Record producer and Penn State professor Jerry Zolten worked with the Fairfield Four's Isaac "Dickie" Freeman on Beautiful Stars, Freeman's first solo album, from inspiration to final cut. Zolten answers some questions about the creative process.

man sitting with his guitar and his dog
James Collins

At home: Jerry Zolten, writer, teacher, record-producer, collector, musician, dog owner

Q: When did you and Dickie start working on his solo album?

A: A: We started making recordings while we were on tour (with the Fairfield Four in 2000 and 2001). I took my portable tape recorder with me and we would sit in one of the hotel rooms after concerts and make the recordings. So any one of these recordings could have been made as far away as California or as close as York, PA. I wasn't trying to get great sound. We were trying to figure out the keys and he was just singing stuff.

Q: What guitar were you using?

A: My little Gibson. It's a pre-WWII guitar.

Q: How did you choose the songs?

A: I tried to throw questions at him to help him conjure up memories of his past. I'd say, 'Dickie, what's the first song you remember from church? What's the first song you sang on your own?' Sometime he'd just start singing it. It would just come out of him.

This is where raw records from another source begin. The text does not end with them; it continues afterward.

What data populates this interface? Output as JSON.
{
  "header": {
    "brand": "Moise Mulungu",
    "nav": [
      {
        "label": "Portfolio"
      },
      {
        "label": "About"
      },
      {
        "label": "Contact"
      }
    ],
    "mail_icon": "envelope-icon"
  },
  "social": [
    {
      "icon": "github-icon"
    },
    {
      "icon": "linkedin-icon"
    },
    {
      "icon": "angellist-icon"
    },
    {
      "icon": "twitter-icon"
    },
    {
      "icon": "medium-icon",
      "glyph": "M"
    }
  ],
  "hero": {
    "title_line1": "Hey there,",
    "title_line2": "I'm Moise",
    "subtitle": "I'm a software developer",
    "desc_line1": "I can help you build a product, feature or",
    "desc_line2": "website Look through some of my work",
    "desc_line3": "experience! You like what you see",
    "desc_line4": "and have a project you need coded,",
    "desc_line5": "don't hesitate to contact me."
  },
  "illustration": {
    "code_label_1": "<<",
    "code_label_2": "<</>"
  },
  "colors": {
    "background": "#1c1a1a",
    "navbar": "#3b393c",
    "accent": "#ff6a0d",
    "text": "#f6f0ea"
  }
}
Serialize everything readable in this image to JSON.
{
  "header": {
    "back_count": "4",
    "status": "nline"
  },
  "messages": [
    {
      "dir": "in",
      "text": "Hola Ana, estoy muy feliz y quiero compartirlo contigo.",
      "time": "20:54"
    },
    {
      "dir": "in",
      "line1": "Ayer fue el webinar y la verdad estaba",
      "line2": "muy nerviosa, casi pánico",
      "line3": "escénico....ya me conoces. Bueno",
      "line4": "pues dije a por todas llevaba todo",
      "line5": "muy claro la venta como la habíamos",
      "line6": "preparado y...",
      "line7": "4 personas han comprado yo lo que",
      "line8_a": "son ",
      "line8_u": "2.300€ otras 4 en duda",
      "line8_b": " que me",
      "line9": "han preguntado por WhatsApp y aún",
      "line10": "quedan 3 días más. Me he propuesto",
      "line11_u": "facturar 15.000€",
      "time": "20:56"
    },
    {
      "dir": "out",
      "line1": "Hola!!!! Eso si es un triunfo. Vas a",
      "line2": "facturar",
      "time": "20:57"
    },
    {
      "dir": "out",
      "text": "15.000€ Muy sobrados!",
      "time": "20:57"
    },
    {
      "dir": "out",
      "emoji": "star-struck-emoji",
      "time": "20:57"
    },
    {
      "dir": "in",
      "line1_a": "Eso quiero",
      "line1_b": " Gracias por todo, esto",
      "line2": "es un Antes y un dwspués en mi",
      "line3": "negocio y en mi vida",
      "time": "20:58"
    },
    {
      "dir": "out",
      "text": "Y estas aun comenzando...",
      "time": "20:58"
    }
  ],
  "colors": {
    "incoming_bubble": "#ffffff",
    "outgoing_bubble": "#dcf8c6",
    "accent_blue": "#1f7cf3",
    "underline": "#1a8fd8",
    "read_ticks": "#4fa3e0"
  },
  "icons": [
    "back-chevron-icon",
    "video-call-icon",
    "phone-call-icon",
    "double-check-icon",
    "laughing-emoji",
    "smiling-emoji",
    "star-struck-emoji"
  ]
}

Ultimately, we recorded 30 some songs, and picked 11 of them for the album.

album cover featuring man singing with eyes closed
James Collins

Isaac Freeman's first solo album

Q: How did you go from these hotel tapes to the studio to the finished album?

A: I burned the hotel tapes to CD and sent them to the musicians prior to the recording sessions. When we got to Nashville to record, they all had an idea about how each song would go. In the studio, we just did it all at once. The songs were not double-tracked—except for some of the background vocals—so it gives it a live sound.

Q: What was Dickie's reaction to the final album?

A: Dickie was so emotional about it. The day we finished recording the album, I was driving him to his house and he asked me to pull over. This was something he never thought was possible. He'd been in the music business for years. He'd been ripped off. He'd been lied to. Cheated. The idea that he would be able to go into the studio and call the shots and pick the songs and have the whole thing delivered to him was incredibly moving for him. He just never thought it would happen.

Jerry Zolten, Ph.D. is associate professor of speech communications at Penn State Altoona; jjz1@psu.edu. His book, Great God A'mighty! The Dixie Hummingbirds, was published by Oxford University Press in 2003.

Last Updated November 14, 2004